• _Task goal_
Nothing but the lines from the one with "Serialize everything readable" through the last line of the data should be restated, each word for word.

(Items from an interface collection)
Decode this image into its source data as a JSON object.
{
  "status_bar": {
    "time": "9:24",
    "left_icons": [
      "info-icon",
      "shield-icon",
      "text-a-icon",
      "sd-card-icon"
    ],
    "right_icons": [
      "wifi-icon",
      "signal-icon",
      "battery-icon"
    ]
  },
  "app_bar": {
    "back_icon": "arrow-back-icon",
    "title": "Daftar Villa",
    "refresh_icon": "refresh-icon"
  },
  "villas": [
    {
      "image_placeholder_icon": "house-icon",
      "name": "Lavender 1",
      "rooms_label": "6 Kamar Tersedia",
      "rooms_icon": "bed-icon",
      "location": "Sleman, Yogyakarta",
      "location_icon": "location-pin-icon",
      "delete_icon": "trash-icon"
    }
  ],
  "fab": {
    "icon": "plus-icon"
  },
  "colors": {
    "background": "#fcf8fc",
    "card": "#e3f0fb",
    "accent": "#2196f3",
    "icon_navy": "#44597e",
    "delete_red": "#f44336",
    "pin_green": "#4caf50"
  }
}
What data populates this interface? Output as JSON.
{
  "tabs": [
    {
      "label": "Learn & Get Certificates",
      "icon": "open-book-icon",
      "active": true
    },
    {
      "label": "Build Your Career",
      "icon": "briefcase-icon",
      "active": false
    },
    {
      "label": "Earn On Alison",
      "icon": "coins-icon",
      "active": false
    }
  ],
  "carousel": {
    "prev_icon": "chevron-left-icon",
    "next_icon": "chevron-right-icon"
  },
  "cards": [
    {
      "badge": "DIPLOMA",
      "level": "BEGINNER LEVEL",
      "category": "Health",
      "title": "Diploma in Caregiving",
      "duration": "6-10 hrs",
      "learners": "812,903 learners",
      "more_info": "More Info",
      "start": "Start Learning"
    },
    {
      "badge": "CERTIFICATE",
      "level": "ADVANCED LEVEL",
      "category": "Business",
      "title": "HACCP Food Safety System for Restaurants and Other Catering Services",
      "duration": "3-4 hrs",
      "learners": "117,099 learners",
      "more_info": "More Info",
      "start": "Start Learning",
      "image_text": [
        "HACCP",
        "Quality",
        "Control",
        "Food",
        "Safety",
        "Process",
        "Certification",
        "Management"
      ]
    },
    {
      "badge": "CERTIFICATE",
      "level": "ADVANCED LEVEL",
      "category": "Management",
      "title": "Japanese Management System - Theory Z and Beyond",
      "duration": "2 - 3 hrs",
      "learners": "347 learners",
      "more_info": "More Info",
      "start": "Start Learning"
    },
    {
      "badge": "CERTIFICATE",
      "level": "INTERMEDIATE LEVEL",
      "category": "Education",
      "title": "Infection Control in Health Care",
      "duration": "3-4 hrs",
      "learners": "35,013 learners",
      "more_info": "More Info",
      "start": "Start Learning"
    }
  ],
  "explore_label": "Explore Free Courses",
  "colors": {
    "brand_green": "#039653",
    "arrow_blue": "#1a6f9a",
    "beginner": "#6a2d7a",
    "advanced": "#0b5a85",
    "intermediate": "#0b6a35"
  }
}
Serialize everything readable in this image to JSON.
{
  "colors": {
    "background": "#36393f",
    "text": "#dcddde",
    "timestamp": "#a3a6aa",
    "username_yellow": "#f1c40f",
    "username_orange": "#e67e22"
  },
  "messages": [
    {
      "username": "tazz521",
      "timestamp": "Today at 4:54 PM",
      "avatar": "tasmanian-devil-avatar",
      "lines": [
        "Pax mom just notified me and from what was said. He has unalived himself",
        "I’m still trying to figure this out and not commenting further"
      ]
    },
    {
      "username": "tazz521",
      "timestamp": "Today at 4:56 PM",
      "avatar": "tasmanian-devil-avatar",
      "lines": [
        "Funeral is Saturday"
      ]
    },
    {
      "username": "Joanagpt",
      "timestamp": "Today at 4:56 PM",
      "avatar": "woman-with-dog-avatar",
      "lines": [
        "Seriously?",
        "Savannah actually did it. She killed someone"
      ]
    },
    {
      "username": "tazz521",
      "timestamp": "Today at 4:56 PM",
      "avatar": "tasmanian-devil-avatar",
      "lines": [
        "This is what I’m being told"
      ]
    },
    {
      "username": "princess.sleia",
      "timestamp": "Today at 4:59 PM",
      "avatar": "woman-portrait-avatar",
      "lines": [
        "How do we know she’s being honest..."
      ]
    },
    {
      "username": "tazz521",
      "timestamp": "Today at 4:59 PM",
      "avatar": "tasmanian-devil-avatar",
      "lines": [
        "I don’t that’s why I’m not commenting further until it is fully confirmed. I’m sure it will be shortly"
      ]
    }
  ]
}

• _Solution for this task_
Serialize everything readable in this image to JSON.
{
  "colors": {
    "background": "#36393f",
    "text": "#dcddde",
    "timestamp": "#a3a6aa",
    "username_yellow": "#f1c40f",
    "username_orange": "#e67e22"
  },
  "messages": [
    {
      "username": "tazz521",
      "timestamp": "Today at 4:54 PM",
      "avatar": "tasmanian-devil-avatar",
      "lines": [
        "Pax mom just notified me and from what was said. He has unalived himself",
        "I’m still trying to figure this out and not commenting further"
      ]
    },
    {
      "username": "tazz521",
      "timestamp": "Today at 4:56 PM",
      "avatar": "tasmanian-devil-avatar",
      "lines": [
        "Funeral is Saturday"
      ]
    },
    {
      "username": "Joanagpt",
      "timestamp": "Today at 4:56 PM",
      "avatar": "woman-with-dog-avatar",
      "lines": [
        "Seriously?",
        "Savannah actually did it. She killed someone"
      ]
    },
    {
      "username": "tazz521",
      "timestamp": "Today at 4:56 PM",
      "avatar": "tasmanian-devil-avatar",
      "lines": [
        "This is what I’m being told"
      ]
    },
    {
      "username": "princess.sleia",
      "timestamp": "Today at 4:59 PM",
      "avatar": "woman-portrait-avatar",
      "lines": [
        "How do we know she’s being honest..."
      ]
    },
    {
      "username": "tazz521",
      "timestamp": "Today at 4:59 PM",
      "avatar": "tasmanian-devil-avatar",
      "lines": [
        "I don’t that’s why I’m not commenting further until it is fully confirmed. I’m sure it will be shortly"
      ]
    }
  ]
}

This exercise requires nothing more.